- Administration - Who will administer the service? Will the Government provide the ADR service? Will the service be free to all parties? How will the third person and location be determined?
Further information on inclusion and drafting of legislation can be found on the website of the legislation design and advisory committee.10 It is of interest that the Parliamentary Counsel and legislation design and advisory committee refer to dispute resolution as ADR whereas the Govt Centre for Dispute Resolution refers to the same processes simply as dispute resolution.
What does this mean for dispute resolution practitioners and lawyers?
Regardless of our chosen fields of practice, we need to be objective and recommend the most appropriate course of action for the dispute in front of us or maybe even still ask the parties to design a process which meets their needs. Imagine resolving a building and construction dispute through creative singing!
While going to Court should never be the first course of action, it is certainly the appropriate course in some cases. As Justice Winkelman (as she was then in her speech to the AMINZ Conference in 2011) said mediation is no substitute for civil justice and nowhere is that more true than in situations where there is a risk of harm being done or a power imbalance exists which cannot be addressed by the dispute resolution provider.11
Take Family Dispute Resolution as an example. Often there are very serious underlying issues which may be at least in part causative of the family breakdown. Often there are concerns about one parties behaviour whether that be about the use of pornography or some other behaviour such as addiction to alcohol or drugs that is part of the situation faced by the parties. Whenever these types of issues are raised by any party who has been referred to or who wants to attend mediation, the mediator must not be afraid to find out more and in doing so uncover the possibility that mediation is not a suitable option.

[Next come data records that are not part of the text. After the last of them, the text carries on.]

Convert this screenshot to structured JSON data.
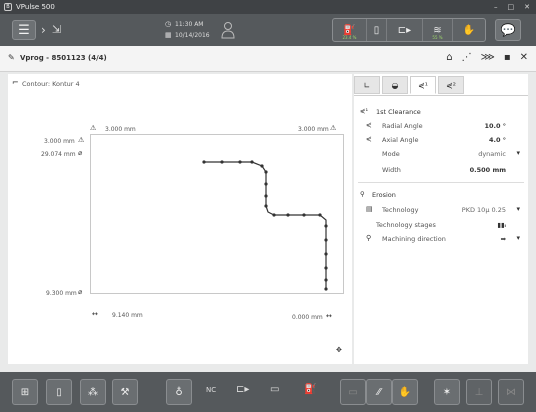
{
  "app": {
    "title": "VPulse 500"
  },
  "topbar": {
    "time": "11:30 AM",
    "date": "10/14/2016",
    "status": {
      "left_pct": "23.4 %",
      "right_pct": "55 %"
    }
  },
  "header": {
    "program_title": "Vprog - 8501123 (4/4)"
  },
  "left": {
    "contour_label": "Contour: Kontur 4",
    "dims": {
      "top_left": "3.000 mm",
      "top_right": "3.000 mm",
      "left_top": "3.000 mm",
      "left_dia": "29.074 mm",
      "left_bottom": "9.300 mm",
      "bottom_left": "9.140 mm",
      "bottom_right": "0.000 mm"
    }
  },
  "right": {
    "section1_title": "1st Clearance",
    "radial_label": "Radial Angle",
    "radial_value": "10.0 °",
    "axial_label": "Axial Angle",
    "axial_value": "4.0 °",
    "mode_label": "Mode",
    "mode_value": "dynamic",
    "width_label": "Width",
    "width_value": "0.500 mm",
    "section2_title": "Erosion",
    "technology_label": "Technology",
    "technology_value": "PKD 10µ 0.25",
    "tech_stages_label": "Technology stages",
    "machining_dir_label": "Machining direction"
  },
  "bottombar": {
    "nc_label": "NC"
  },
  "colors": {
    "toolbar": "#55595c",
    "panel": "#ffffff",
    "accent_green": "#9fd86b"
  }
}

In doing so the parties may make decisions themselves to engage in counselling, therapy or addiction counselling which although not the first intended process has the effect of resolving issues for the family.
And the meaning of the story is…..
The wide range of options available for resolving disputes gives us an opportunity to be thoughtful and creative about the processes we use to resolve disputes. We can do so much more than just push people into a compromise or even worse hold off resolving disputes which inevitably makes the options for resolution more difficult and the likelihood of some restorative or redemptive outcome unlikely.
About the author
Denise Evans is Principal, Dispute Resolution at Fair Way. As part of this role, Denise provides Dispute Resolution leadership within Fair Way and champions the use of Dispute Resolution services in New Zealand and internationally.
Denise has over 35 years’ experience as a lawyer, mediator and arbitrator, and she has vast experience in resolving commercial and family disputes. If you would like to get in touch with Denise, please contact her by email at firstname.lastname@example.org
1 See J Fohlberg and A Taylor, Mediation: A Comprehensive Guide to Resolving Conflicts Without Litigation, 1984, p. 1-8
2 For further information, I recommend Boulle, Goldblat, and Green, Mediation: Principles, Process, Practice, 2008 pp 41-45.
3 See P McIntyre, some reflections on the roles of elders in decision making in indigenous communities (2001), 3(9) ADR Bulletin 109
4 See https://www.linkedin.com/pulse/what-inuit-people-can-teach-us-conflict-resolution-josie-stoker/
5 Arbitration Amendment Act 2019.
7 Declaration by Lieutenant Governor William Hobson 21 May 1840
8 See https://www.mbie.govt.nz/cross-government-functions/government-centre-for-dispute-resolution
9 See http://www.pco.govt.nz/adr-model-clauses
10 See http://www.ldac.org.nz/guidelines/legislation-guidelines-2018-edition/appeal-and-review/chapter-29/
11 Winkelmann CJ, ADR and the Civil Justice System, AMINZ Conference 2011. See https://www.courtsofnz.govt.nz/speechpapers/ADR%20and%20the%20Civil%20Justice%20System.pdf/at_download/file